Following the collapse of the Doha round of multilateral trade negotiations last month, WTO members have chosen to pursue their trade objectives through litigation.

Brazil (through its foreign minister, Celso Amorim) said Wednesday (eastern Australian time) that it plans to ask for billions of dollars of punitive damages from the United States in retaliation for U.S. cotton subsidies (more on that dispute here). The precise figure has yet to be released, but the United States has lost at every point in this dispute and although the Office of the United States Trade Representative plans to defend the subsidies “vigorously,” another loss for the U.S. would be expected. (Note that in WTO litigation proceedings, ‘damages’ aren’t paid by check; rather, the aggrieved member is given permission to retaliate by suspending its own obligations to the errant member. Usually this involves the injured party raising tariffs on the errant member’s exports, economically insane though that action might be.)

The United States has joined the melee by making preliminary legal moves of its own–against China. In a communication to the WTO posted on Monday, the United States listed its grievances as a series of questions to China about its allegedly discriminatory tax treatment for domestically-reared pork, as well as other subsidies. The United States has pitched these questions as part of the “transitional review mechanism” that was part of the deal when China joined the WTO but it could form the basis of a dispute settlement action if the questions aren’t addressed to the United States’ satisfaction.

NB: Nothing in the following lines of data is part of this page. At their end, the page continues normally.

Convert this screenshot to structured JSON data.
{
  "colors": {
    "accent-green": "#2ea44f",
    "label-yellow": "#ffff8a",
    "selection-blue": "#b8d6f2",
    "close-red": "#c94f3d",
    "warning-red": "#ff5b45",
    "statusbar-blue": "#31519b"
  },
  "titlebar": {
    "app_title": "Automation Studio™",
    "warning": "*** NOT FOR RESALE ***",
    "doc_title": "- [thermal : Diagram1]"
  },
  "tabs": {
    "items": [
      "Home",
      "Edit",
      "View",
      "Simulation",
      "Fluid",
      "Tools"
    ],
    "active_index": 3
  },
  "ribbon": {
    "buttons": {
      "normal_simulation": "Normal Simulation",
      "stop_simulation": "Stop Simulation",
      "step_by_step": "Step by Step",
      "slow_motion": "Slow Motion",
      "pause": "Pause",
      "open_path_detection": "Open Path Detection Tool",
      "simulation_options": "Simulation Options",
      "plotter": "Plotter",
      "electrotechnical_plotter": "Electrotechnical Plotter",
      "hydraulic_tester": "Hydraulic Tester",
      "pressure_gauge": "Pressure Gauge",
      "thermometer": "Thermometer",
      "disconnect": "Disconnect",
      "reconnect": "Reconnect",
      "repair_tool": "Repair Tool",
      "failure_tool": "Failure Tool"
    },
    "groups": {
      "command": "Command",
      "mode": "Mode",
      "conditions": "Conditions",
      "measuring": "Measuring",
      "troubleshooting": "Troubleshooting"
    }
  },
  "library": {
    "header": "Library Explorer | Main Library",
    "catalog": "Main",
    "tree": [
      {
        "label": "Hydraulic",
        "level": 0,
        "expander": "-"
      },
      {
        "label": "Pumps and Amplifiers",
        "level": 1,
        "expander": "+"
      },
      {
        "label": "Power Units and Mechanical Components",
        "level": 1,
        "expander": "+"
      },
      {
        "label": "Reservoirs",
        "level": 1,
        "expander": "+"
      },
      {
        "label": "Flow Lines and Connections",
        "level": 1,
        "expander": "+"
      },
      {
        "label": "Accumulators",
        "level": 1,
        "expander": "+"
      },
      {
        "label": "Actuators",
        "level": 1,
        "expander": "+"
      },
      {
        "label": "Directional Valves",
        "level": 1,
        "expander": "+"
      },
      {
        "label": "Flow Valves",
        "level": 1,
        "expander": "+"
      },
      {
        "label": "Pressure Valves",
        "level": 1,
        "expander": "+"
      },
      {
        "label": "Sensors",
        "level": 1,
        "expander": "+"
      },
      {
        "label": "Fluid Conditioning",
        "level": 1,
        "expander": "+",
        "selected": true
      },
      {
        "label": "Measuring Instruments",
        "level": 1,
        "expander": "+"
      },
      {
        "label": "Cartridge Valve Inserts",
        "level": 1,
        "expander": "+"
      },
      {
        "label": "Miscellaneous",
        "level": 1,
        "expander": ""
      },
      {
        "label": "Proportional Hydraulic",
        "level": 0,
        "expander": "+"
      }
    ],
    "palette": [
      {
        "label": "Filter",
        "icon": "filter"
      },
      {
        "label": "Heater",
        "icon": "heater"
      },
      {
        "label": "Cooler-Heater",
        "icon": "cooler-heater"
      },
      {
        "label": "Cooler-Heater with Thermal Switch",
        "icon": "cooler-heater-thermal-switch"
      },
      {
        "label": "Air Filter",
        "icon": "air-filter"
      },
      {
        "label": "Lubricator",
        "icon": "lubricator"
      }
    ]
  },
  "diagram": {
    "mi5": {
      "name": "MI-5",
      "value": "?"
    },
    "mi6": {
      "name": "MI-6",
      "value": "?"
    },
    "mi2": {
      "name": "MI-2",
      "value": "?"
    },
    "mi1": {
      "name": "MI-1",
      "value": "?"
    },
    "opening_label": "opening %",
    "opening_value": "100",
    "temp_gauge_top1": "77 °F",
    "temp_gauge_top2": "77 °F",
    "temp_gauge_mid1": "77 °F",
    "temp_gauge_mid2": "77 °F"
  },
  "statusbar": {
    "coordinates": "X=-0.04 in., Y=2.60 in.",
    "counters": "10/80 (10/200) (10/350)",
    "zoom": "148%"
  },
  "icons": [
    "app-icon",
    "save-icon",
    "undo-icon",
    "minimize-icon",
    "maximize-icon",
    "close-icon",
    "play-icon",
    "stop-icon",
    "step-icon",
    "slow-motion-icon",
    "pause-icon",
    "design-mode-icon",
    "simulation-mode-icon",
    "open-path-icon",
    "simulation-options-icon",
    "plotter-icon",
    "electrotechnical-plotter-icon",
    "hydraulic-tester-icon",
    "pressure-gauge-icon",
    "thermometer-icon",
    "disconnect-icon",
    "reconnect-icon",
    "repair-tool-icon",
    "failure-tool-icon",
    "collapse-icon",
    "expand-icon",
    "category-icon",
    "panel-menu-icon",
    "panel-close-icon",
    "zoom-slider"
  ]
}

The collapse of the Doha round, as well as political pressure to enforce the terms of trade agreements and to save special firepower for China, is bearing predictable fruit.